+++ Materials provided +++

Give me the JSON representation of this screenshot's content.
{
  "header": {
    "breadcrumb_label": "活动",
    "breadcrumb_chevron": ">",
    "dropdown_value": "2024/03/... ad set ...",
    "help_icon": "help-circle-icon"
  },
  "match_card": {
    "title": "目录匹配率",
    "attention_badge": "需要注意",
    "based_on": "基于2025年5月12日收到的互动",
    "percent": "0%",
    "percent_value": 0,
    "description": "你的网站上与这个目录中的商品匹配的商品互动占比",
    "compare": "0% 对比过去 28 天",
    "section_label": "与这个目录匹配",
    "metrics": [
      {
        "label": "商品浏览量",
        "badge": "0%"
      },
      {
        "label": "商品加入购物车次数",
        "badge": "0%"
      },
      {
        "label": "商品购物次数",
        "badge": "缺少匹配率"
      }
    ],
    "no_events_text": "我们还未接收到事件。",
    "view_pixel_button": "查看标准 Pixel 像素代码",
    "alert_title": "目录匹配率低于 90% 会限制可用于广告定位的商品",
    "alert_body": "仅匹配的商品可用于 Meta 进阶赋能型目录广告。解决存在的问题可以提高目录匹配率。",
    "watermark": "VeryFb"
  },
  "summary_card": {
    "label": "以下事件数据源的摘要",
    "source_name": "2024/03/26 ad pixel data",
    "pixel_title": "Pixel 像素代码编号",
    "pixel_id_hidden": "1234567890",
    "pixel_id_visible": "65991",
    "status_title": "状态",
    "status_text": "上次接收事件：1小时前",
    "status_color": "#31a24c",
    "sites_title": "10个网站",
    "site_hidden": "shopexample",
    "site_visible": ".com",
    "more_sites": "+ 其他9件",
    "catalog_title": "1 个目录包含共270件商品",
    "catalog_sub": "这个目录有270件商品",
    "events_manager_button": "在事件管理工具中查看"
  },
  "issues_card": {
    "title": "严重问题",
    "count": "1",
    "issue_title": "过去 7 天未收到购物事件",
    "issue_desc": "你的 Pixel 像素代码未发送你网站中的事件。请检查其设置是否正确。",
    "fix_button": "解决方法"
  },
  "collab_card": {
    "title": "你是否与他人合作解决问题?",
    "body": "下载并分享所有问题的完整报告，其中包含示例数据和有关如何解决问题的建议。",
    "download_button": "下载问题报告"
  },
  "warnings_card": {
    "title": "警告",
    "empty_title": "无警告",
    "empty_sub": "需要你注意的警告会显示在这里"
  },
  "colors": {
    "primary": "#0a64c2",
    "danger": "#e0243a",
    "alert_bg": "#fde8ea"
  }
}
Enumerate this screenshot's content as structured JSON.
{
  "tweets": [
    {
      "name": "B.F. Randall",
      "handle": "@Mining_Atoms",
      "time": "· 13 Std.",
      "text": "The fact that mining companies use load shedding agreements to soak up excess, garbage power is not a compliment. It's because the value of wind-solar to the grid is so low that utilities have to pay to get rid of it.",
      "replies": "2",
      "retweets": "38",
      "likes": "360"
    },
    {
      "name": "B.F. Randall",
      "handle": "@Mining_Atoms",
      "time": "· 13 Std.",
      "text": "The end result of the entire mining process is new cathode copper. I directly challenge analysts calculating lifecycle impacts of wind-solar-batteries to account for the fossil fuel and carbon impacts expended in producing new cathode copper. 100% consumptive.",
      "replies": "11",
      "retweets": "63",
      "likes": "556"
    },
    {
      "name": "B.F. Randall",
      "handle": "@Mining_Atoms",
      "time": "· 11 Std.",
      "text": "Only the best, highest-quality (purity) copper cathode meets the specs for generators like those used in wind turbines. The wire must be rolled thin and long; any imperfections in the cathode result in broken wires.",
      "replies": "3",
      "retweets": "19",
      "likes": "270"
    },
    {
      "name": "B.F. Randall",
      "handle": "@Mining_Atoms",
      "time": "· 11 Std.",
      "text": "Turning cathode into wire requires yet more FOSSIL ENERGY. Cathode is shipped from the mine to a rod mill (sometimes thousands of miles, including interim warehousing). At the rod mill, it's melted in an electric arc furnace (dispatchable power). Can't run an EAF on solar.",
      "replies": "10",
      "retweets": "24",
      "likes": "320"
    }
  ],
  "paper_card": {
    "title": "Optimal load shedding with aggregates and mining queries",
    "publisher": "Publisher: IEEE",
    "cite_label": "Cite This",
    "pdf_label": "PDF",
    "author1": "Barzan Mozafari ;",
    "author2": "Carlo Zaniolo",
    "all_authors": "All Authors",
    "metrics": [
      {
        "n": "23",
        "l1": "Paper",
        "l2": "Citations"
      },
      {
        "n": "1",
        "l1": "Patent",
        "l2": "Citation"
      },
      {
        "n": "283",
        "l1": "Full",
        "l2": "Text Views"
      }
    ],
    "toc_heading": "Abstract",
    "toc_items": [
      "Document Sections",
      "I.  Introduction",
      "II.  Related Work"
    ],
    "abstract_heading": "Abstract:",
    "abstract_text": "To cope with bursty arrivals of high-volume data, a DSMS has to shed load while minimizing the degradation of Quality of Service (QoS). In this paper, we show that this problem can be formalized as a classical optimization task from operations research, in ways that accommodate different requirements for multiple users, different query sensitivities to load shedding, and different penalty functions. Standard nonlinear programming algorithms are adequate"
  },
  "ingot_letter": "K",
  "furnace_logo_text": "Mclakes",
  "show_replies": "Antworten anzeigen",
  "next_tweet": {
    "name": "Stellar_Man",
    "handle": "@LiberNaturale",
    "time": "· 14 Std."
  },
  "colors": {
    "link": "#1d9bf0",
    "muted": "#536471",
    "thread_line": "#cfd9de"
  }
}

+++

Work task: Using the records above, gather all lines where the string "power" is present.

Expected answer:
      "text": "The fact that mining companies use load shedding agreements to soak up excess, garbage power is not a compliment. It's because the value of wind-solar to the grid is so low that utilities have to pay to get rid of it.",
      "text": "Turning cathode into wire requires yet more FOSSIL ENERGY. Cathode is shipped from the mine to a rod mill (sometimes thousands of miles, including interim warehousing). At the rod mill, it's melted in an electric arc furnace (dispatchable power). Can't run an EAF on solar.",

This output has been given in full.